Eva Béve was an artist. She won national and international attention during the early 1900s.
Eva Béve was born in 1871 in Stockholm. She was the daughter of Karolina and Ludvig Béve. Her father was a bank manager at the Stockholms Enskilda Bank. The family supported Eva Béve’s desire to study painting and in 1894 she was accepted as a pupil at the Royal Academy of Art in Stockhom. In 1902, she travelled abroad for the first time, to Germany to study. She tested many different techniques and painted mainly portraits and landscapes. She had health problems, however, which restricted her production for a number of years.
During her years in Germany, she was impressed by among others Emil Orlik. This artist had been inspired by Japanese graphic artists and developed the technique for making coloured woodcuts. Eva Béve was keen to learn this technique and started in 1909 to study in Dachau with Carl Thiemann and Walther Klemm, who both worked with woodcuts. Eva Béve came to be one of the first Swedish artists to acquire the modern way of making coloured woodcuts. She was very internationally orientated and her woodcuts were exhibited in Vienna, Munich, The Haag, Copenhagen, Oslo and Helsinki.
Eva Béve received many appreciative words from critics. Her landscapes from Holland and some of her Italian woodcuts were especially popular. At an exhibition in San Fransisco, she received not only praise but also a silver medal. She was ambitious and productive. Despite being ill at times, she continued to improve herself and learn new things. Her personality was perceived as unassuming and she was said to be completely free from envy. She remained single — her brother and his family were closest to her.
Eva Béve’s career came to a hasty and dramatic end. In 1922 she was found dead on a railway line at Peissen station, near Halle in Germany. The circumstances were unclear — robbery and murder were both suspected.

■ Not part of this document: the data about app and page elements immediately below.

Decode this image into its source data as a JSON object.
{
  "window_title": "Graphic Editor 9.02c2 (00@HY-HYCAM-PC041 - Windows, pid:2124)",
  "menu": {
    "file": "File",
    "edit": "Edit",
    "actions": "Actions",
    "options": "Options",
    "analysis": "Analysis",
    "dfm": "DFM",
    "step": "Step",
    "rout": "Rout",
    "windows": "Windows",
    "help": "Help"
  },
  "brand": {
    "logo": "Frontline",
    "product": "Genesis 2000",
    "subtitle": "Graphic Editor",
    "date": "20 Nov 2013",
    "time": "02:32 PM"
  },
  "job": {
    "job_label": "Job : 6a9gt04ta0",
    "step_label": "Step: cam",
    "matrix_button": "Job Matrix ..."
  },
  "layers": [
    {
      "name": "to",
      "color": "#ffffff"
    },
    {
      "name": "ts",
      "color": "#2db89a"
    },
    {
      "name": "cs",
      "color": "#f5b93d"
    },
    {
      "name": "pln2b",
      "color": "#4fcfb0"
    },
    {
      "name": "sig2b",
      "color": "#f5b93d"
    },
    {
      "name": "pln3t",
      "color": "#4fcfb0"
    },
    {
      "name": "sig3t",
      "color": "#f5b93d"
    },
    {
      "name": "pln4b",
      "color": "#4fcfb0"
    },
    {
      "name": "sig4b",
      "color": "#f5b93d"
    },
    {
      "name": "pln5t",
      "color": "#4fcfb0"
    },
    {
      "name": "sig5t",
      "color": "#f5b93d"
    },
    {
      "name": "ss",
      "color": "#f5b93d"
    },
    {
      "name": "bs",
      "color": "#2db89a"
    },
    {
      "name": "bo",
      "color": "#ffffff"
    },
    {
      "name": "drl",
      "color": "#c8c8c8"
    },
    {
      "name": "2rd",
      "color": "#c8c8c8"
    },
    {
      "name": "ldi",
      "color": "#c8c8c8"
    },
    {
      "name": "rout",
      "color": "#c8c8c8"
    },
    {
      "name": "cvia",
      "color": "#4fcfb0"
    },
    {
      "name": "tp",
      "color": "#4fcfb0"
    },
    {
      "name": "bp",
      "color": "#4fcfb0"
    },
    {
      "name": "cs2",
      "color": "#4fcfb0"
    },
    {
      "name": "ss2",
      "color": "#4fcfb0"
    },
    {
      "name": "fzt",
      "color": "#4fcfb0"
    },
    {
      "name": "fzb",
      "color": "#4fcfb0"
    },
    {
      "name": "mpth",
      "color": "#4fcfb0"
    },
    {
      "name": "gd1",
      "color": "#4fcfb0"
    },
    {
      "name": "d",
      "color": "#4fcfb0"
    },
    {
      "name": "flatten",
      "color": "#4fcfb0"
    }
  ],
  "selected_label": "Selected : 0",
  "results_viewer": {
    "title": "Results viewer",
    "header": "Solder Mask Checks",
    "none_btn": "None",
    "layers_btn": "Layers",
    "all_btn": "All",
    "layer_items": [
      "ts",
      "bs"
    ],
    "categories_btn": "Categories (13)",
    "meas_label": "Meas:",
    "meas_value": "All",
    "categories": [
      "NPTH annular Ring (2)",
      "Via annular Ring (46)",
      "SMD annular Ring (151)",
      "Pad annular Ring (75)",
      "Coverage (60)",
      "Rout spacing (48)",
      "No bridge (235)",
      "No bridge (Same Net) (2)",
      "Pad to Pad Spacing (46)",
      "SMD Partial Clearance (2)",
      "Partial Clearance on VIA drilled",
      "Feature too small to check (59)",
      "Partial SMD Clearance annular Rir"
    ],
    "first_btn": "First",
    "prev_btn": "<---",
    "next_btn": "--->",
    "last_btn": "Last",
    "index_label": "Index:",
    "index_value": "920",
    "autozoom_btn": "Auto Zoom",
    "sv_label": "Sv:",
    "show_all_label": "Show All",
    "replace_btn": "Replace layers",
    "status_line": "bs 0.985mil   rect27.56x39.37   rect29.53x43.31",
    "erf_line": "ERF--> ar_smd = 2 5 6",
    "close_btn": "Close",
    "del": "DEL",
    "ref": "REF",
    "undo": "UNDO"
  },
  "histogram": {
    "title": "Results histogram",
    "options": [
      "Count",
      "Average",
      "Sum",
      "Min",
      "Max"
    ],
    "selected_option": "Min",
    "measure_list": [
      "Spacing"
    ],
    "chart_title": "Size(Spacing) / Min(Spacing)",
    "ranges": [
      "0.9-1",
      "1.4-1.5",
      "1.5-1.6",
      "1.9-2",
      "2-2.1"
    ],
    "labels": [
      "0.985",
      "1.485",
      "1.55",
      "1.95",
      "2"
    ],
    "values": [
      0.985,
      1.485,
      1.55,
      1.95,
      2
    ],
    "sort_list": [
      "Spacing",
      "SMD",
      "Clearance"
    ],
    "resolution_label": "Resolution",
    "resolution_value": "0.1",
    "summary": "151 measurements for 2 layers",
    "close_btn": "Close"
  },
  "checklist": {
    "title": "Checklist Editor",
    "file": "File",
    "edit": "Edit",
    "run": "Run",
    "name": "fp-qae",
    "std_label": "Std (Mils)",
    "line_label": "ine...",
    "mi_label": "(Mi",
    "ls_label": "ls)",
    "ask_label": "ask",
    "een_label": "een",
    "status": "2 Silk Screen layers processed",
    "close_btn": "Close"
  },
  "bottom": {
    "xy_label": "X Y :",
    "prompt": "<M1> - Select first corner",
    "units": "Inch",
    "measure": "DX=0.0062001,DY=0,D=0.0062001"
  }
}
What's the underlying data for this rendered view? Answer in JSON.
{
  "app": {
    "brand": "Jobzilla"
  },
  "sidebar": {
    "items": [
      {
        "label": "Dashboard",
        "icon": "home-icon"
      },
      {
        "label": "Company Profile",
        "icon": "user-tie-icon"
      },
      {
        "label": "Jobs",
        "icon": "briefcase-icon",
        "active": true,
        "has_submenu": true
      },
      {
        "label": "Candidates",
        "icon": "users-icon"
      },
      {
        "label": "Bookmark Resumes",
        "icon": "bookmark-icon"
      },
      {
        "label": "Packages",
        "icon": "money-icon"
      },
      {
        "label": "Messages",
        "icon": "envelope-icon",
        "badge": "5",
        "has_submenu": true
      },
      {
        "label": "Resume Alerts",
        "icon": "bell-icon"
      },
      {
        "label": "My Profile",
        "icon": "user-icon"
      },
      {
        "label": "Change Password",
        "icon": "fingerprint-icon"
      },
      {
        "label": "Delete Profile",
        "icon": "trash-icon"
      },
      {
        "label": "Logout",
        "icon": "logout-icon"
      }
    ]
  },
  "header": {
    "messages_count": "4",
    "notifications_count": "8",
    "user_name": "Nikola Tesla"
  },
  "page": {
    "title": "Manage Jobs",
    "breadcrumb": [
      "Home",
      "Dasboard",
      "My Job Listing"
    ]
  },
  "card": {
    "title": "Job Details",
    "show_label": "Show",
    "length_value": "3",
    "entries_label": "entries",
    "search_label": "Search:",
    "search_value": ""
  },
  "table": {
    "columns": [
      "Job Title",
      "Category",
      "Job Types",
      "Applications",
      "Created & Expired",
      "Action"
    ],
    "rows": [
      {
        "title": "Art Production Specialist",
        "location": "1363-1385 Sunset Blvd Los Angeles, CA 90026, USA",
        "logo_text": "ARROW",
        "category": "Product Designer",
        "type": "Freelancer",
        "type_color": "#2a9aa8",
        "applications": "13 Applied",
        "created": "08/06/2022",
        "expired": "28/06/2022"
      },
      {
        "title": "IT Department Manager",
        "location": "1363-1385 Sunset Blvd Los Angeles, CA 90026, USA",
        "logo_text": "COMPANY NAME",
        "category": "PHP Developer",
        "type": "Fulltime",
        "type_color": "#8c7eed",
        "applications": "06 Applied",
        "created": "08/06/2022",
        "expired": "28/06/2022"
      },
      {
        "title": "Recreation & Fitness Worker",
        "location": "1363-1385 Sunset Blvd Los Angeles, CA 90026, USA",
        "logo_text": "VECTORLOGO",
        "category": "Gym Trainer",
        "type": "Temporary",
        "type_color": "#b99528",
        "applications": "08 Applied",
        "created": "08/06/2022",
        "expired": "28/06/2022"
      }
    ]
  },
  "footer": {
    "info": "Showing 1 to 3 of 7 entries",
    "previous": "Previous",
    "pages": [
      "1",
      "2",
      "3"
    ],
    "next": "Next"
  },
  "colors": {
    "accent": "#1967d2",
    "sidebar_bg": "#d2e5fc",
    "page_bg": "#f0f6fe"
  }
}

After Eva Bevé’s death, her work was included in the great woodcut exhibition at the National museum in 1942. She is currently represented as the Gothenburg Art Museum and the National museum in Stockholm. Six years after her death, in 1928, she was laid to rest in the Béve family grave at the Northern Cemetery in Solna.